● **Page and application data records**
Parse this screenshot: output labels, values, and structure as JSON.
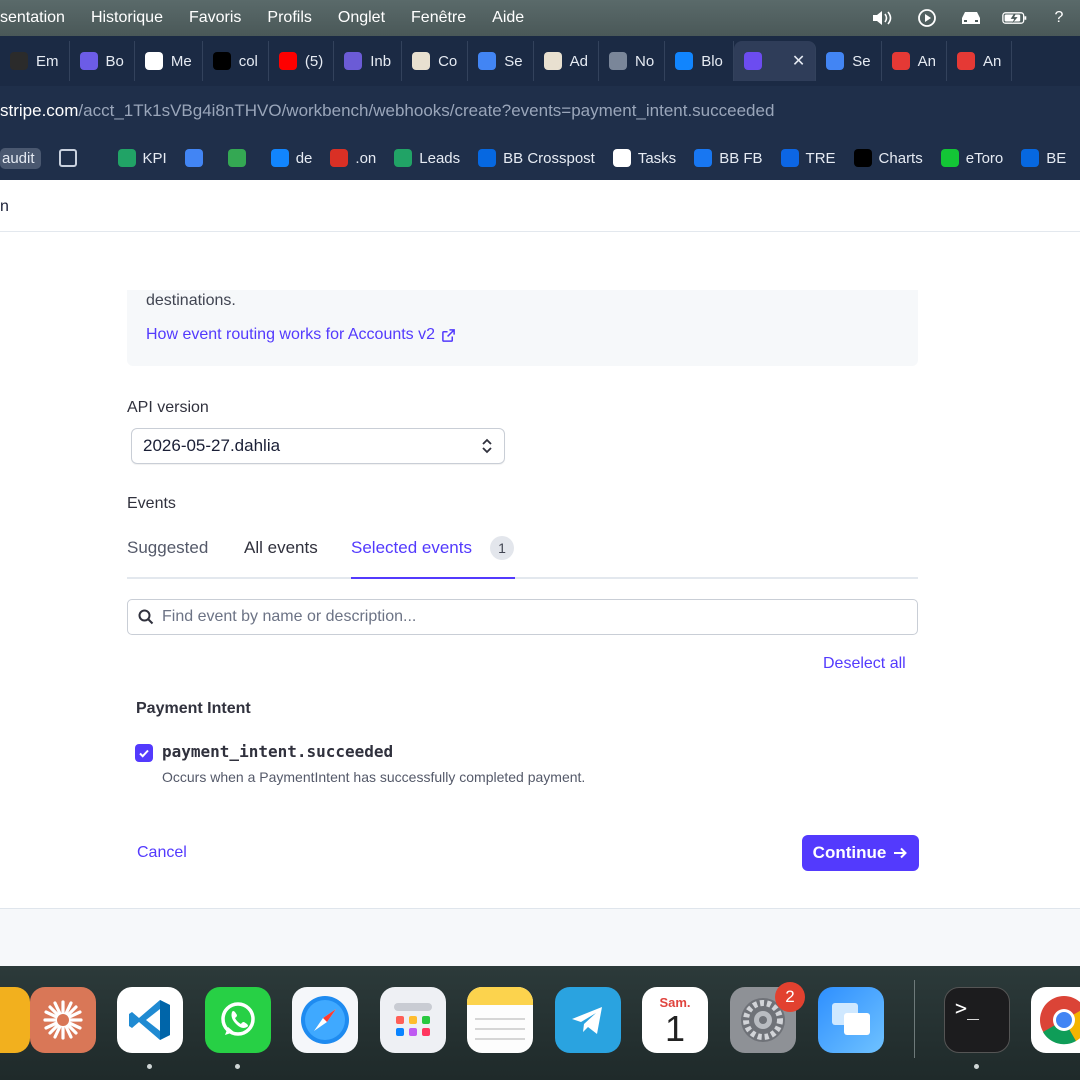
{
  "menubar": {
    "items": [
      "sentation",
      "Historique",
      "Favoris",
      "Profils",
      "Onglet",
      "Fenêtre",
      "Aide"
    ],
    "tray_icons": [
      "volume-icon",
      "play-circle-icon",
      "car-icon",
      "battery-icon"
    ],
    "tray_trailing": "?"
  },
  "tabs": [
    {
      "label": "Em",
      "icon": "email-icon",
      "color": "#2b2b2b"
    },
    {
      "label": "Bo",
      "icon": "bolt-icon",
      "color": "#6c5ce7"
    },
    {
      "label": "Me",
      "icon": "info-icon",
      "color": "#ffffff"
    },
    {
      "label": "col",
      "icon": "r-icon",
      "color": "#000000"
    },
    {
      "label": "(5)",
      "icon": "youtube-icon",
      "color": "#ff0000"
    },
    {
      "label": "Inb",
      "icon": "inbox-icon",
      "color": "#6b5bd6"
    },
    {
      "label": "Co",
      "icon": "coin-icon",
      "color": "#e8e0d0"
    },
    {
      "label": "Se",
      "icon": "docs-icon",
      "color": "#4285f4"
    },
    {
      "label": "Ad",
      "icon": "coin-icon",
      "color": "#e8e0d0"
    },
    {
      "label": "No",
      "icon": "globe-icon",
      "color": "#7a8699"
    },
    {
      "label": "Blo",
      "icon": "butterfly-icon",
      "color": "#1185fe"
    },
    {
      "label": "",
      "icon": "chat-icon",
      "color": "#6c4cf0",
      "active": true,
      "close": "✕"
    },
    {
      "label": "Se",
      "icon": "docs-icon",
      "color": "#4285f4"
    },
    {
      "label": "An",
      "icon": "x-icon",
      "color": "#e53935"
    },
    {
      "label": "An",
      "icon": "x-icon",
      "color": "#e53935"
    }
  ],
  "address": {
    "host": "stripe.com",
    "path": "/acct_1Tk1sVBg4i8nTHVO/workbench/webhooks/create?events=payment_intent.succeeded"
  },
  "bookmarks": [
    {
      "label": "audit",
      "icon": "",
      "pill": true
    },
    {
      "label": "",
      "icon": "grid-icon"
    },
    {
      "label": "KPI",
      "icon": "sheet-icon",
      "color": "#21a366"
    },
    {
      "label": "",
      "icon": "docs-icon",
      "color": "#4285f4"
    },
    {
      "label": "",
      "icon": "maps-pin-icon",
      "color": "#34a853"
    },
    {
      "label": "de",
      "icon": "butterfly-icon",
      "color": "#1185fe"
    },
    {
      "label": ".on",
      "icon": "pdf-icon",
      "color": "#d93025"
    },
    {
      "label": "Leads",
      "icon": "sheet-icon",
      "color": "#21a366"
    },
    {
      "label": "BB Crosspost",
      "icon": "meta-icon",
      "color": "#0668e1"
    },
    {
      "label": "Tasks",
      "icon": "laurel-icon",
      "color": "#ffffff"
    },
    {
      "label": "BB FB",
      "icon": "facebook-icon",
      "color": "#1877f2"
    },
    {
      "label": "TRE",
      "icon": "trello-icon",
      "color": "#0c66e4"
    },
    {
      "label": "Charts",
      "icon": "tradingview-icon",
      "color": "#000000"
    },
    {
      "label": "eToro",
      "icon": "etoro-icon",
      "color": "#13c636"
    },
    {
      "label": "BE",
      "icon": "meta-icon",
      "color": "#0668e1"
    }
  ],
  "page": {
    "header_text": "n",
    "info": {
      "text": "destinations.",
      "link": "How event routing works for Accounts v2"
    },
    "api_version": {
      "label": "API version",
      "value": "2026-05-27.dahlia"
    },
    "events": {
      "label": "Events",
      "tabs": [
        "Suggested",
        "All events",
        "Selected events"
      ],
      "selected_count": "1",
      "search_placeholder": "Find event by name or description...",
      "deselect_all": "Deselect all",
      "group_title": "Payment Intent",
      "event_name": "payment_intent.succeeded",
      "event_description": "Occurs when a PaymentIntent has successfully completed payment.",
      "event_checked": true
    },
    "footer": {
      "cancel": "Cancel",
      "continue": "Continue"
    },
    "colors": {
      "accent": "#533afd"
    }
  },
  "dock": {
    "apps": [
      "partial-app-icon",
      "claude-icon",
      "vscode-icon",
      "whatsapp-icon",
      "safari-icon",
      "launchpad-icon",
      "notes-icon",
      "telegram-icon",
      "calendar-icon",
      "system-settings-icon",
      "screen-sharing-icon",
      "terminal-icon",
      "chrome-icon"
    ],
    "calendar_day": "Sam.",
    "calendar_date": "1",
    "settings_badge": "2"
  }
}
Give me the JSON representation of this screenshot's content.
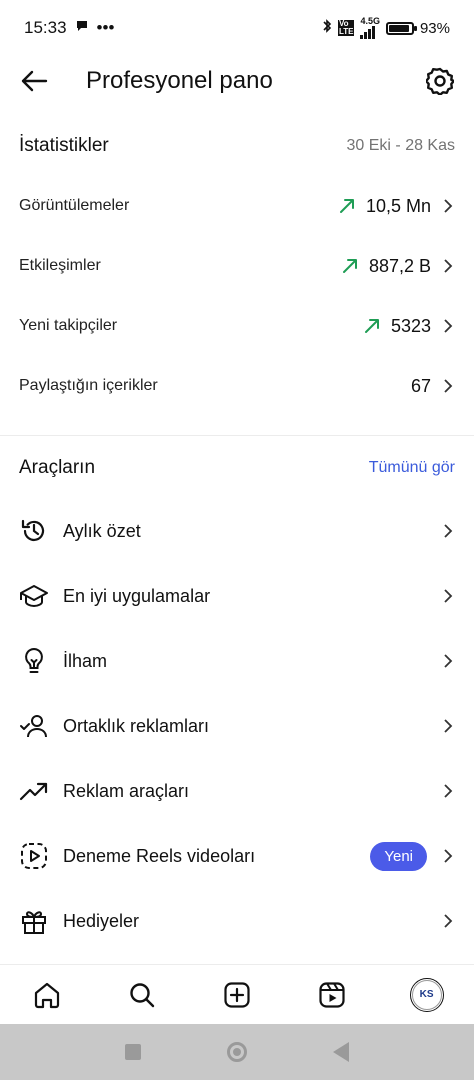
{
  "status_bar": {
    "time": "15:33",
    "extra": "•••",
    "network": "4.5G",
    "battery": "93%",
    "battery_level": 0.93
  },
  "header": {
    "title": "Profesyonel pano"
  },
  "stats": {
    "heading": "İstatistikler",
    "date_range": "30 Eki - 28 Kas",
    "rows": [
      {
        "label": "Görüntülemeler",
        "value": "10,5 Mn",
        "trend": "up"
      },
      {
        "label": "Etkileşimler",
        "value": "887,2 B",
        "trend": "up"
      },
      {
        "label": "Yeni takipçiler",
        "value": "5323",
        "trend": "up"
      },
      {
        "label": "Paylaştığın içerikler",
        "value": "67",
        "trend": "none"
      }
    ]
  },
  "tools": {
    "heading": "Araçların",
    "see_all": "Tümünü gör",
    "items": [
      {
        "label": "Aylık özet",
        "icon": "history-icon"
      },
      {
        "label": "En iyi uygulamalar",
        "icon": "graduation-cap-icon"
      },
      {
        "label": "İlham",
        "icon": "lightbulb-icon"
      },
      {
        "label": "Ortaklık reklamları",
        "icon": "person-check-icon"
      },
      {
        "label": "Reklam araçları",
        "icon": "trending-up-icon"
      },
      {
        "label": "Deneme Reels videoları",
        "icon": "reels-trial-icon",
        "badge": "Yeni"
      },
      {
        "label": "Hediyeler",
        "icon": "gift-icon"
      }
    ]
  },
  "bottom_nav": {
    "items": [
      "home-icon",
      "search-icon",
      "create-icon",
      "reels-icon",
      "profile-avatar"
    ],
    "avatar_initials": "KS"
  },
  "colors": {
    "trend_green": "#1f9d55",
    "link_blue": "#3b5bdb",
    "badge_blue": "#4b5be8"
  }
}
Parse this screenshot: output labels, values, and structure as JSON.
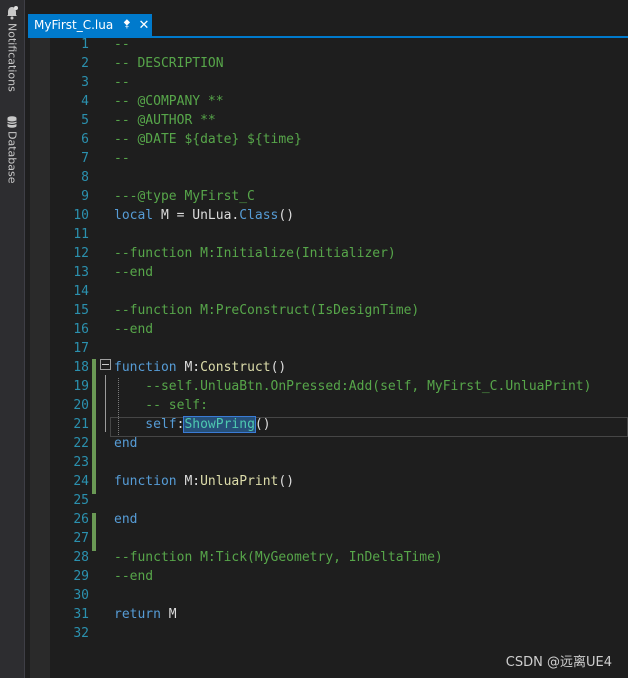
{
  "sidebar": {
    "notifications": "Notifications",
    "database": "Database"
  },
  "tab": {
    "title": "MyFirst_C.lua",
    "pin": "⯞",
    "close": "✕"
  },
  "lines": [
    {
      "n": "1",
      "segs": [
        {
          "c": "cm",
          "t": "--"
        }
      ]
    },
    {
      "n": "2",
      "segs": [
        {
          "c": "cm",
          "t": "-- DESCRIPTION"
        }
      ]
    },
    {
      "n": "3",
      "segs": [
        {
          "c": "cm",
          "t": "--"
        }
      ]
    },
    {
      "n": "4",
      "segs": [
        {
          "c": "cm",
          "t": "-- @COMPANY **"
        }
      ]
    },
    {
      "n": "5",
      "segs": [
        {
          "c": "cm",
          "t": "-- @AUTHOR **"
        }
      ]
    },
    {
      "n": "6",
      "segs": [
        {
          "c": "cm",
          "t": "-- @DATE ${date} ${time}"
        }
      ]
    },
    {
      "n": "7",
      "segs": [
        {
          "c": "cm",
          "t": "--"
        }
      ]
    },
    {
      "n": "8",
      "segs": []
    },
    {
      "n": "9",
      "segs": [
        {
          "c": "cm",
          "t": "---@type MyFirst_C"
        }
      ]
    },
    {
      "n": "10",
      "segs": [
        {
          "c": "kw",
          "t": "local"
        },
        {
          "c": "wt",
          "t": " M = UnLua."
        },
        {
          "c": "kw",
          "t": "Class"
        },
        {
          "c": "wt",
          "t": "()"
        }
      ]
    },
    {
      "n": "11",
      "segs": []
    },
    {
      "n": "12",
      "segs": [
        {
          "c": "cm",
          "t": "--function M:Initialize(Initializer)"
        }
      ]
    },
    {
      "n": "13",
      "segs": [
        {
          "c": "cm",
          "t": "--end"
        }
      ]
    },
    {
      "n": "14",
      "segs": []
    },
    {
      "n": "15",
      "segs": [
        {
          "c": "cm",
          "t": "--function M:PreConstruct(IsDesignTime)"
        }
      ]
    },
    {
      "n": "16",
      "segs": [
        {
          "c": "cm",
          "t": "--end"
        }
      ]
    },
    {
      "n": "17",
      "segs": []
    },
    {
      "n": "18",
      "segs": [
        {
          "c": "kw",
          "t": "function"
        },
        {
          "c": "wt",
          "t": " M:"
        },
        {
          "c": "dfn",
          "t": "Construct"
        },
        {
          "c": "wt",
          "t": "()"
        }
      ]
    },
    {
      "n": "19",
      "segs": [
        {
          "c": "cm",
          "t": "    --self.UnluaBtn.OnPressed:Add(self, MyFirst_C.UnluaPrint)"
        }
      ]
    },
    {
      "n": "20",
      "segs": [
        {
          "c": "cm",
          "t": "    -- self:"
        }
      ]
    },
    {
      "n": "21",
      "segs": [
        {
          "c": "kw",
          "t": "    self"
        },
        {
          "c": "wt",
          "t": ":"
        },
        {
          "c": "fn sel",
          "t": "ShowPring"
        },
        {
          "c": "wt",
          "t": "()"
        }
      ]
    },
    {
      "n": "22",
      "segs": [
        {
          "c": "kw",
          "t": "end"
        }
      ]
    },
    {
      "n": "23",
      "segs": []
    },
    {
      "n": "24",
      "segs": [
        {
          "c": "kw",
          "t": "function"
        },
        {
          "c": "wt",
          "t": " M:"
        },
        {
          "c": "dfn",
          "t": "UnluaPrint"
        },
        {
          "c": "wt",
          "t": "()"
        }
      ]
    },
    {
      "n": "25",
      "segs": []
    },
    {
      "n": "26",
      "segs": [
        {
          "c": "kw",
          "t": "end"
        }
      ]
    },
    {
      "n": "27",
      "segs": []
    },
    {
      "n": "28",
      "segs": [
        {
          "c": "cm",
          "t": "--function M:Tick(MyGeometry, InDeltaTime)"
        }
      ]
    },
    {
      "n": "29",
      "segs": [
        {
          "c": "cm",
          "t": "--end"
        }
      ]
    },
    {
      "n": "30",
      "segs": []
    },
    {
      "n": "31",
      "segs": [
        {
          "c": "kw",
          "t": "return"
        },
        {
          "c": "wt",
          "t": " M"
        }
      ]
    },
    {
      "n": "32",
      "segs": []
    }
  ],
  "watermark": "CSDN @远离UE4"
}
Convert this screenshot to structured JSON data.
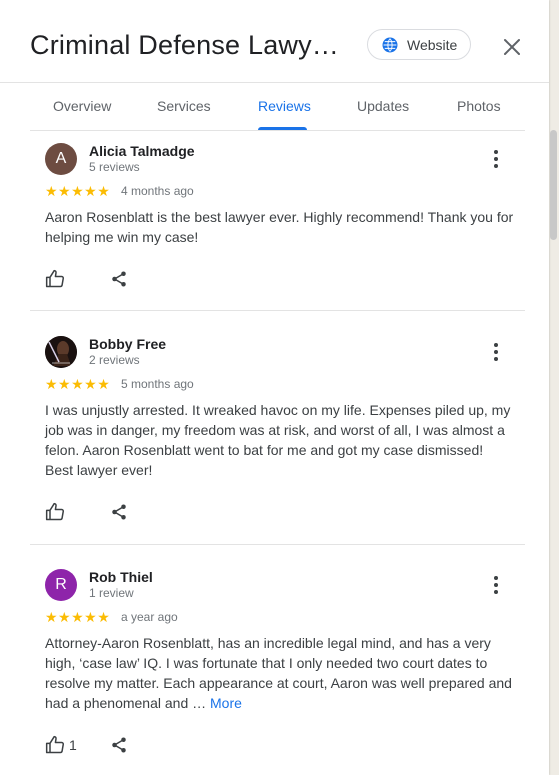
{
  "header": {
    "title": "Criminal Defense Lawy…",
    "website_label": "Website"
  },
  "tabs": [
    {
      "label": "Overview",
      "active": false
    },
    {
      "label": "Services",
      "active": false
    },
    {
      "label": "Reviews",
      "active": true
    },
    {
      "label": "Updates",
      "active": false
    },
    {
      "label": "Photos",
      "active": false
    }
  ],
  "reviews": [
    {
      "avatar_letter": "A",
      "avatar_color": "#6d4c41",
      "name": "Alicia Talmadge",
      "count": "5 reviews",
      "stars": "★★★★★",
      "rating": 5,
      "age": "4 months ago",
      "text": "Aaron Rosenblatt is the best lawyer ever. Highly recommend! Thank you for helping me win my case!",
      "likes": ""
    },
    {
      "avatar_letter": "",
      "avatar_color": "#2b1a18",
      "name": "Bobby Free",
      "count": "2 reviews",
      "stars": "★★★★★",
      "rating": 5,
      "age": "5 months ago",
      "text": "I was unjustly arrested. It wreaked havoc on my life. Expenses piled up, my job was in danger, my freedom was at risk, and worst of all, I was almost a felon. Aaron Rosenblatt went to bat for me and got my case dismissed! Best lawyer ever!",
      "likes": ""
    },
    {
      "avatar_letter": "R",
      "avatar_color": "#8e24aa",
      "name": "Rob Thiel",
      "count": "1 review",
      "stars": "★★★★★",
      "rating": 5,
      "age": "a year ago",
      "text": "Attorney-Aaron Rosenblatt, has an incredible legal mind, and has a very high, ‘case law’ IQ. I was fortunate that I only needed two court dates to resolve my matter. Each appearance at court, Aaron was well prepared and had a phenomenal and … ",
      "more": "More",
      "likes": "1"
    }
  ],
  "colors": {
    "accent": "#1a73e8",
    "star": "#fbbc04"
  }
}
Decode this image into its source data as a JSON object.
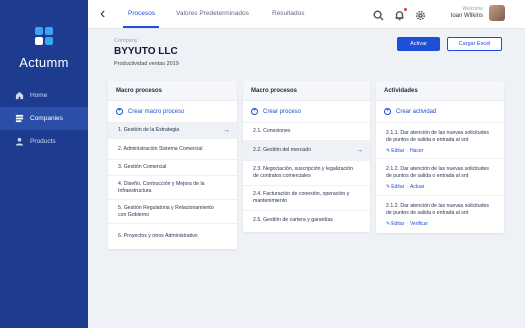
{
  "sidebar": {
    "brand": "Actumm",
    "items": [
      {
        "label": "Home",
        "icon": "home-icon",
        "active": false
      },
      {
        "label": "Companies",
        "icon": "companies-icon",
        "active": true
      },
      {
        "label": "Products",
        "icon": "user-icon",
        "active": false
      }
    ]
  },
  "topbar": {
    "tabs": [
      {
        "label": "Procesos",
        "active": true
      },
      {
        "label": "Valores Predeterminados",
        "active": false
      },
      {
        "label": "Resultados",
        "active": false
      }
    ],
    "icons": [
      "search-icon",
      "bell-icon",
      "gear-icon"
    ],
    "user": {
      "welcome": "Welcome",
      "name": "Ioan Wilkins"
    }
  },
  "company": {
    "label": "Company",
    "name": "BYYUTO LLC",
    "subtitle": "Productividad ventas 2019"
  },
  "actions": {
    "primary": "Activar",
    "secondary": "Cargar Excel"
  },
  "columns": {
    "macro": {
      "title": "Macro procesos",
      "create": "Crear macro proceso",
      "items": [
        "1. Gestión de la Estrategia",
        "2. Administración Sistema Comercial",
        "3. Gestión Comercial",
        "4. Diseño, Contrucción y Mejora de la Infraestructura",
        "5. Gestión Regulatoria y Relacionamiento con Gobierno",
        "6. Proyectos y otros Administrativo"
      ]
    },
    "procesos": {
      "title": "Macro procesos",
      "create": "Crear proceso",
      "items": [
        "2.1. Conexiones",
        "2.2. Gestión del mercado",
        "2.3. Negociación, suscripción y legalización de contratos comerciales",
        "2.4. Facturación de conexión, operación y mantenimiento",
        "2.5. Gestión de cartera y garantías"
      ]
    },
    "actividades": {
      "title": "Actividades",
      "create": "Crear actividad",
      "items": [
        {
          "text": "2.1.1. Dar atención de las nuevas solicitudes de puntos de salida o entrada al snt",
          "links": [
            "Editar",
            "Hacer"
          ]
        },
        {
          "text": "2.1.2. Dar atención de las nuevas solicitudes de puntos de salida o entrada al snt",
          "links": [
            "Editar",
            "Actuar"
          ]
        },
        {
          "text": "2.1.2. Dar atención de las nuevas solicitudes de puntos de salida o entrada al snt",
          "links": [
            "Editar",
            "Verificar"
          ]
        }
      ]
    }
  },
  "colors": {
    "sidebar": "#1d3c8f",
    "accent": "#1d4fd8",
    "background": "#eef1f5"
  }
}
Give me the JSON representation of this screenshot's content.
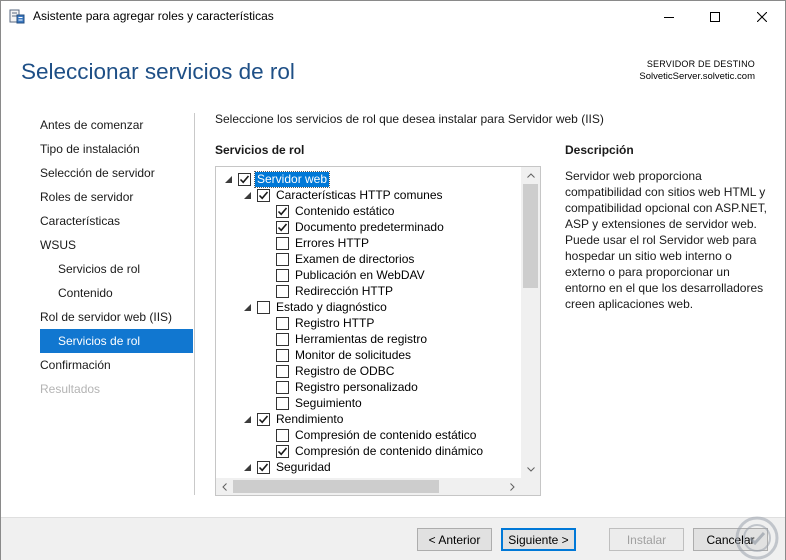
{
  "window": {
    "title": "Asistente para agregar roles y características",
    "icon": "server-manager-icon"
  },
  "header": {
    "title": "Seleccionar servicios de rol",
    "destination_label": "SERVIDOR DE DESTINO",
    "destination_server": "SolveticServer.solvetic.com"
  },
  "nav": {
    "items": [
      {
        "label": "Antes de comenzar",
        "state": "normal"
      },
      {
        "label": "Tipo de instalación",
        "state": "normal"
      },
      {
        "label": "Selección de servidor",
        "state": "normal"
      },
      {
        "label": "Roles de servidor",
        "state": "normal"
      },
      {
        "label": "Características",
        "state": "normal"
      },
      {
        "label": "WSUS",
        "state": "normal"
      },
      {
        "label": "Servicios de rol",
        "state": "normal",
        "sub": true
      },
      {
        "label": "Contenido",
        "state": "normal",
        "sub": true
      },
      {
        "label": "Rol de servidor web (IIS)",
        "state": "normal"
      },
      {
        "label": "Servicios de rol",
        "state": "active",
        "sub": true
      },
      {
        "label": "Confirmación",
        "state": "normal"
      },
      {
        "label": "Resultados",
        "state": "disabled"
      }
    ]
  },
  "main": {
    "instruction": "Seleccione los servicios de rol que desea instalar para Servidor web (IIS)",
    "services_heading": "Servicios de rol",
    "description_heading": "Descripción",
    "description_text": "Servidor web proporciona compatibilidad con sitios web HTML y compatibilidad opcional con ASP.NET, ASP y extensiones de servidor web. Puede usar el rol Servidor web para hospedar un sitio web interno o externo o para proporcionar un entorno en el que los desarrolladores creen aplicaciones web."
  },
  "tree": [
    {
      "label": "Servidor web",
      "level": 0,
      "expandable": true,
      "checked": true,
      "selected": true
    },
    {
      "label": "Características HTTP comunes",
      "level": 1,
      "expandable": true,
      "checked": true
    },
    {
      "label": "Contenido estático",
      "level": 2,
      "expandable": false,
      "checked": true
    },
    {
      "label": "Documento predeterminado",
      "level": 2,
      "expandable": false,
      "checked": true
    },
    {
      "label": "Errores HTTP",
      "level": 2,
      "expandable": false,
      "checked": false
    },
    {
      "label": "Examen de directorios",
      "level": 2,
      "expandable": false,
      "checked": false
    },
    {
      "label": "Publicación en WebDAV",
      "level": 2,
      "expandable": false,
      "checked": false
    },
    {
      "label": "Redirección HTTP",
      "level": 2,
      "expandable": false,
      "checked": false
    },
    {
      "label": "Estado y diagnóstico",
      "level": 1,
      "expandable": true,
      "checked": false
    },
    {
      "label": "Registro HTTP",
      "level": 2,
      "expandable": false,
      "checked": false
    },
    {
      "label": "Herramientas de registro",
      "level": 2,
      "expandable": false,
      "checked": false
    },
    {
      "label": "Monitor de solicitudes",
      "level": 2,
      "expandable": false,
      "checked": false
    },
    {
      "label": "Registro de ODBC",
      "level": 2,
      "expandable": false,
      "checked": false
    },
    {
      "label": "Registro personalizado",
      "level": 2,
      "expandable": false,
      "checked": false
    },
    {
      "label": "Seguimiento",
      "level": 2,
      "expandable": false,
      "checked": false
    },
    {
      "label": "Rendimiento",
      "level": 1,
      "expandable": true,
      "checked": true
    },
    {
      "label": "Compresión de contenido estático",
      "level": 2,
      "expandable": false,
      "checked": false
    },
    {
      "label": "Compresión de contenido dinámico",
      "level": 2,
      "expandable": false,
      "checked": true
    },
    {
      "label": "Seguridad",
      "level": 1,
      "expandable": true,
      "checked": true
    }
  ],
  "footer": {
    "prev_label": "< Anterior",
    "next_label": "Siguiente >",
    "install_label": "Instalar",
    "cancel_label": "Cancelar"
  },
  "colors": {
    "title_blue": "#1e4f86",
    "nav_active": "#1177d0",
    "selection": "#0078d7"
  }
}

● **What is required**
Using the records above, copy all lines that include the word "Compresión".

● **Your solution**
      "label": "Compresión de contenido estático",
      "label": "Compresión de contenido dinámico",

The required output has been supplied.